### Data records
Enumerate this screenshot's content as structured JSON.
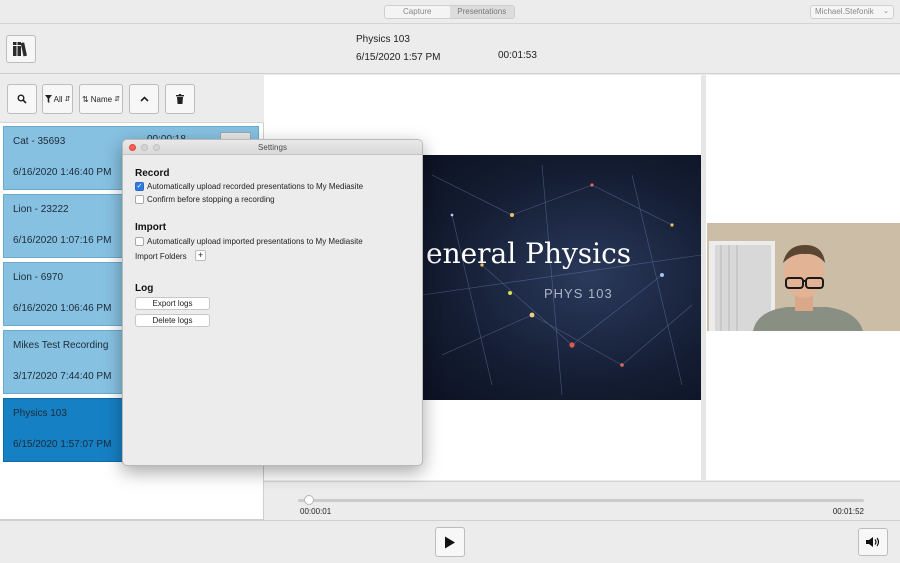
{
  "topbar": {
    "tabs": [
      {
        "label": "Capture",
        "active": false
      },
      {
        "label": "Presentations",
        "active": true
      }
    ],
    "user": "Michael.Stefonik"
  },
  "header": {
    "title": "Physics 103",
    "date": "6/15/2020 1:57 PM",
    "duration": "00:01:53"
  },
  "toolbar": {
    "filter_label": "All",
    "sort_label": "Name"
  },
  "recordings": [
    {
      "name": "Cat - 35693",
      "date": "6/16/2020 1:46:40 PM",
      "duration": "00:00:18",
      "selected": false
    },
    {
      "name": "Lion - 23222",
      "date": "6/16/2020 1:07:16 PM",
      "duration": "",
      "selected": false
    },
    {
      "name": "Lion - 6970",
      "date": "6/16/2020 1:06:46 PM",
      "duration": "",
      "selected": false
    },
    {
      "name": "Mikes Test Recording",
      "date": "3/17/2020 7:44:40 PM",
      "duration": "",
      "selected": false
    },
    {
      "name": "Physics 103",
      "date": "6/15/2020 1:57:07 PM",
      "duration": "",
      "selected": true
    }
  ],
  "slide": {
    "title": "eneral Physics",
    "subtitle": "PHYS 103"
  },
  "player": {
    "current_time": "00:00:01",
    "total_time": "00:01:52",
    "progress": 0.02
  },
  "settings": {
    "title": "Settings",
    "record_heading": "Record",
    "record_opt1": "Automatically upload recorded presentations to My Mediasite",
    "record_opt1_checked": true,
    "record_opt2": "Confirm before stopping a recording",
    "record_opt2_checked": false,
    "import_heading": "Import",
    "import_opt1": "Automatically upload imported presentations to My Mediasite",
    "import_opt1_checked": false,
    "import_folders_label": "Import Folders",
    "import_folders_add": "+",
    "log_heading": "Log",
    "export_logs": "Export logs",
    "delete_logs": "Delete logs"
  },
  "colors": {
    "item_bg": "#86c1e2",
    "item_selected_bg": "#1680c4",
    "checkbox_on": "#2f7be0"
  }
}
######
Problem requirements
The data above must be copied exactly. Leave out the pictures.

Solution to the problem
Enumerate this screenshot's content as structured JSON.
{
  "topbar": {
    "tabs": [
      {
        "label": "Capture",
        "active": false
      },
      {
        "label": "Presentations",
        "active": true
      }
    ],
    "user": "Michael.Stefonik"
  },
  "header": {
    "title": "Physics 103",
    "date": "6/15/2020 1:57 PM",
    "duration": "00:01:53"
  },
  "toolbar": {
    "filter_label": "All",
    "sort_label": "Name"
  },
  "recordings": [
    {
      "name": "Cat - 35693",
      "date": "6/16/2020 1:46:40 PM",
      "duration": "00:00:18",
      "selected": false
    },
    {
      "name": "Lion - 23222",
      "date": "6/16/2020 1:07:16 PM",
      "duration": "",
      "selected": false
    },
    {
      "name": "Lion - 6970",
      "date": "6/16/2020 1:06:46 PM",
      "duration": "",
      "selected": false
    },
    {
      "name": "Mikes Test Recording",
      "date": "3/17/2020 7:44:40 PM",
      "duration": "",
      "selected": false
    },
    {
      "name": "Physics 103",
      "date": "6/15/2020 1:57:07 PM",
      "duration": "",
      "selected": true
    }
  ],
  "slide": {
    "title": "eneral Physics",
    "subtitle": "PHYS 103"
  },
  "player": {
    "current_time": "00:00:01",
    "total_time": "00:01:52",
    "progress": 0.02
  },
  "settings": {
    "title": "Settings",
    "record_heading": "Record",
    "record_opt1": "Automatically upload recorded presentations to My Mediasite",
    "record_opt1_checked": true,
    "record_opt2": "Confirm before stopping a recording",
    "record_opt2_checked": false,
    "import_heading": "Import",
    "import_opt1": "Automatically upload imported presentations to My Mediasite",
    "import_opt1_checked": false,
    "import_folders_label": "Import Folders",
    "import_folders_add": "+",
    "log_heading": "Log",
    "export_logs": "Export logs",
    "delete_logs": "Delete logs"
  },
  "colors": {
    "item_bg": "#86c1e2",
    "item_selected_bg": "#1680c4",
    "checkbox_on": "#2f7be0"
  }
}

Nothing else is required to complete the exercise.